**Task brief:**
The number of lines below containing the word "新疆老街味" is all that should be returned.

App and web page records

□ □ □

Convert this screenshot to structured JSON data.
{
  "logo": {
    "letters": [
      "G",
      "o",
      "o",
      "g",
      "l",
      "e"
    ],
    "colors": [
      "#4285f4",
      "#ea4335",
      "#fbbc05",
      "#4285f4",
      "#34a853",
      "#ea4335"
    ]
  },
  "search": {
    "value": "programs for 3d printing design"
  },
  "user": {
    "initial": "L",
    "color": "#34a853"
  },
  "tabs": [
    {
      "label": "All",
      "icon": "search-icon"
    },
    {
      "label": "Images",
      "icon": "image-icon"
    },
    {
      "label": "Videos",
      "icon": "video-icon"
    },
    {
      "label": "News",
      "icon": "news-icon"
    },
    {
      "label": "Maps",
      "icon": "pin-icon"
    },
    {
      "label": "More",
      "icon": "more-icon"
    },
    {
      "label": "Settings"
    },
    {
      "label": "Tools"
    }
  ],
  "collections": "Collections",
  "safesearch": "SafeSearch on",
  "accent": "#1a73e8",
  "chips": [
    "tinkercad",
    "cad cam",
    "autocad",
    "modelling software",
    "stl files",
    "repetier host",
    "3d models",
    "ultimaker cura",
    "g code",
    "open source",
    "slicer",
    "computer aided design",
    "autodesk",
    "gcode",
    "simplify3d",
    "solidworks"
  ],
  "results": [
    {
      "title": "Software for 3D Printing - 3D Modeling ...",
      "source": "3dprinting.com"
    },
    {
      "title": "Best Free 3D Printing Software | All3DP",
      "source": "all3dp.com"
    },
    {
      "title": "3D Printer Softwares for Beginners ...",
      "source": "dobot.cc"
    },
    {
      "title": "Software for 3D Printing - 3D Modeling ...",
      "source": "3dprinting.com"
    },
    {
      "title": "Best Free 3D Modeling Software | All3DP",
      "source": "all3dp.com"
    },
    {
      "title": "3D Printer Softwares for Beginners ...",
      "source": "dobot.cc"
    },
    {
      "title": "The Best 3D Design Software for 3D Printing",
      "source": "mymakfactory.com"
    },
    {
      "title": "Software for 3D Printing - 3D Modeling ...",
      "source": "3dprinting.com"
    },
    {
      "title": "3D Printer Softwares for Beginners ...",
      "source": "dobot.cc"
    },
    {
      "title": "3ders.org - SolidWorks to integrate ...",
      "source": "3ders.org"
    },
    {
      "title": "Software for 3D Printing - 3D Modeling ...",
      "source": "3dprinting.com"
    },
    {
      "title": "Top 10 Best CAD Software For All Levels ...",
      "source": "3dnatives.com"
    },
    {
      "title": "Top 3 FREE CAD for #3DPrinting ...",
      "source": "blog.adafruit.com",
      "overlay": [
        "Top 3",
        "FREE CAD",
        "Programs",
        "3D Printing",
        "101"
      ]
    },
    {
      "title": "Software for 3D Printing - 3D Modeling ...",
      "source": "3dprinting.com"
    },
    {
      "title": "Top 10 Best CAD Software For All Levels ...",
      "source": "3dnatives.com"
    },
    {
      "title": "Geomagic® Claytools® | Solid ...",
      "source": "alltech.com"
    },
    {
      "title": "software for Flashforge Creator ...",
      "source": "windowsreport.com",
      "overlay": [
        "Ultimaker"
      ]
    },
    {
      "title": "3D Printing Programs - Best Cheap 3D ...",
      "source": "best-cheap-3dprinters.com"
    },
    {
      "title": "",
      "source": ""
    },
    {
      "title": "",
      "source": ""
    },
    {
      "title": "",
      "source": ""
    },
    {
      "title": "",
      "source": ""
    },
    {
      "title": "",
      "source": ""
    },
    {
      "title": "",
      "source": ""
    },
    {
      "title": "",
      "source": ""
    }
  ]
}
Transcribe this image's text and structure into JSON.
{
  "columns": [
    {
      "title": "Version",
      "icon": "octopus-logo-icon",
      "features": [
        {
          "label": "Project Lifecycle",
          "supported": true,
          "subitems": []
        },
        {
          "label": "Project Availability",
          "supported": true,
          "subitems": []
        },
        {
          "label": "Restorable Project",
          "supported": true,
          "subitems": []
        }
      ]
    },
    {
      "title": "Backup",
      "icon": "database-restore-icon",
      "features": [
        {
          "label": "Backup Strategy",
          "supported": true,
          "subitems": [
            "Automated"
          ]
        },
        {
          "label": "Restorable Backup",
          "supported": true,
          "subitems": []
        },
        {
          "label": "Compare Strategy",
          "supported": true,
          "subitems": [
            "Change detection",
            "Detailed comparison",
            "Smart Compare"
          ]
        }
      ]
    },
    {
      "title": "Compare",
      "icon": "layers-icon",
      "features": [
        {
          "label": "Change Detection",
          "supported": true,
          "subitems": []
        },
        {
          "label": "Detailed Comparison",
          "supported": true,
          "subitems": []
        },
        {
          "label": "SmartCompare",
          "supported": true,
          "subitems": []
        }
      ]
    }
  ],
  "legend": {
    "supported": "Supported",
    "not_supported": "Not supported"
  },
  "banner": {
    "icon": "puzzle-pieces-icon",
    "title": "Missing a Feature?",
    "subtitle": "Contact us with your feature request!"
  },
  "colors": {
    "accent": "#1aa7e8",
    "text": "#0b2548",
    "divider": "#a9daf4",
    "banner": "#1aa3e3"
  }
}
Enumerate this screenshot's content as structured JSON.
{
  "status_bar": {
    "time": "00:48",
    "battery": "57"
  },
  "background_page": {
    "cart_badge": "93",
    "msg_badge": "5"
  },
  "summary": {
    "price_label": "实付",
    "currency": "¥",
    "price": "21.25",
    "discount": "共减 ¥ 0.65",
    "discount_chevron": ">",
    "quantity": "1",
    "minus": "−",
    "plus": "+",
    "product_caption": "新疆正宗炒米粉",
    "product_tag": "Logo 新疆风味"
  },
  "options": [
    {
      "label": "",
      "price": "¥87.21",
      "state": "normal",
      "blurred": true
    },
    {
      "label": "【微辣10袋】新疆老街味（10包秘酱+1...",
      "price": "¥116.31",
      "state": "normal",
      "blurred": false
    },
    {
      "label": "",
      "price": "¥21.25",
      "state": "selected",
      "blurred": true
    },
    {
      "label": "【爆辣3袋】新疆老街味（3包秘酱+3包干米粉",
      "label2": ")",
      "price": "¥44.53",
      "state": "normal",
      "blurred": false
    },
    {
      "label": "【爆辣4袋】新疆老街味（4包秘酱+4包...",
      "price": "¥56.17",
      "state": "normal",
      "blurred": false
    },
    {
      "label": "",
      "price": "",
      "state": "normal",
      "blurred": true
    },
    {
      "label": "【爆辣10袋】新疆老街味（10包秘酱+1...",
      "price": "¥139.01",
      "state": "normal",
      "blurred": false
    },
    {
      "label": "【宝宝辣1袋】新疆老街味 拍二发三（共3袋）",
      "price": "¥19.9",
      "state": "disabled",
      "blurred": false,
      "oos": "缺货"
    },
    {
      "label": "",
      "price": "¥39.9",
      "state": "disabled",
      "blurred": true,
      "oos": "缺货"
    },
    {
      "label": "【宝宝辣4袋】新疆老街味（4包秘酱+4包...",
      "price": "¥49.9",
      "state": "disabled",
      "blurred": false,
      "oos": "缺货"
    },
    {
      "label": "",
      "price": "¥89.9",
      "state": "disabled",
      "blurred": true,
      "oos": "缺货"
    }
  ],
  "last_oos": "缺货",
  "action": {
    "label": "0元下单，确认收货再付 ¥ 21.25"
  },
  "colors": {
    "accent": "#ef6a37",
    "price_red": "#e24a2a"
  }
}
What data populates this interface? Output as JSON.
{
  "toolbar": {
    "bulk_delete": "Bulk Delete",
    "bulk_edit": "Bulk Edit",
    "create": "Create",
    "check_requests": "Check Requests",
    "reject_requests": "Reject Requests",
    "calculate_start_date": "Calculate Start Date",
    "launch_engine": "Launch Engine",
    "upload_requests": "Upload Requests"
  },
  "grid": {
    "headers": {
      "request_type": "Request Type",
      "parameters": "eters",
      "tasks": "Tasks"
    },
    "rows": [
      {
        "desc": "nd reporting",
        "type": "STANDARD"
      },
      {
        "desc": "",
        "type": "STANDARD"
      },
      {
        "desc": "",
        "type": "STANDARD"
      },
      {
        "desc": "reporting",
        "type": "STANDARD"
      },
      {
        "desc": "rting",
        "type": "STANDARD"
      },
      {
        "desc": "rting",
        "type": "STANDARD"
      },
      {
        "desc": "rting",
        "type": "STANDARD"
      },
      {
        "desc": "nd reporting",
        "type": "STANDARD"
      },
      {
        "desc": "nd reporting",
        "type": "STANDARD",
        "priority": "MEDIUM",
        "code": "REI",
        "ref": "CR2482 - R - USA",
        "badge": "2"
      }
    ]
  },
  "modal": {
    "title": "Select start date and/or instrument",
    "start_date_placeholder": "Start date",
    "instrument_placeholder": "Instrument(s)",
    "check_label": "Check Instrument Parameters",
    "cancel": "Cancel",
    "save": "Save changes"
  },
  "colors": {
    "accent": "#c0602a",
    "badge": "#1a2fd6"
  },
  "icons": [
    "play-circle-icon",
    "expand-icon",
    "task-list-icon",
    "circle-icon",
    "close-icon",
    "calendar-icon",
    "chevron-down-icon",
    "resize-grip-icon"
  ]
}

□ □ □

**Result for this task:**
6